- **Your goal**:
Across all entries below, how many lines include "Marketing"? Answer with the number alone.

────

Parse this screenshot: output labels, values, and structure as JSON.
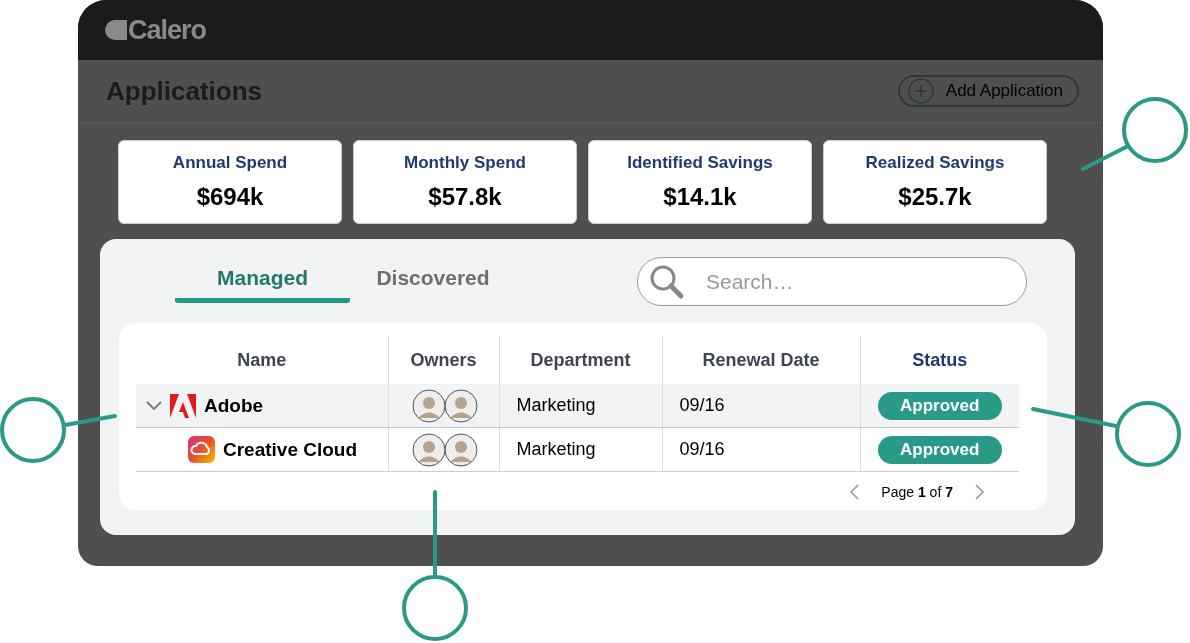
{
  "header": {
    "logo": "Calero"
  },
  "page": {
    "title": "Applications",
    "add_button": "Add Application"
  },
  "metrics": [
    {
      "label": "Annual Spend",
      "value": "$694k"
    },
    {
      "label": "Monthly Spend",
      "value": "$57.8k"
    },
    {
      "label": "Identified Savings",
      "value": "$14.1k"
    },
    {
      "label": "Realized Savings",
      "value": "$25.7k"
    }
  ],
  "tabs": [
    {
      "label": "Managed",
      "selected": true
    },
    {
      "label": "Discovered",
      "selected": false
    }
  ],
  "search": {
    "placeholder": "Search…"
  },
  "table": {
    "columns": [
      {
        "label": "Name",
        "sorted": false
      },
      {
        "label": "Owners",
        "sorted": false
      },
      {
        "label": "Department",
        "sorted": false
      },
      {
        "label": "Renewal Date",
        "sorted": false
      },
      {
        "label": "Status",
        "sorted": true
      }
    ],
    "rows": [
      {
        "name": "Adobe",
        "kind": "vendor",
        "expanded": true,
        "selected": true,
        "department": "Marketing",
        "renewal": "09/16",
        "status": "Approved",
        "children": [
          {
            "name": "Creative Cloud",
            "kind": "product",
            "selected": false,
            "department": "Marketing",
            "renewal": "09/16",
            "status": "Approved"
          }
        ]
      }
    ]
  },
  "pagination": {
    "text": "Page **1** of **7**"
  }
}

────

- **Response below**:
2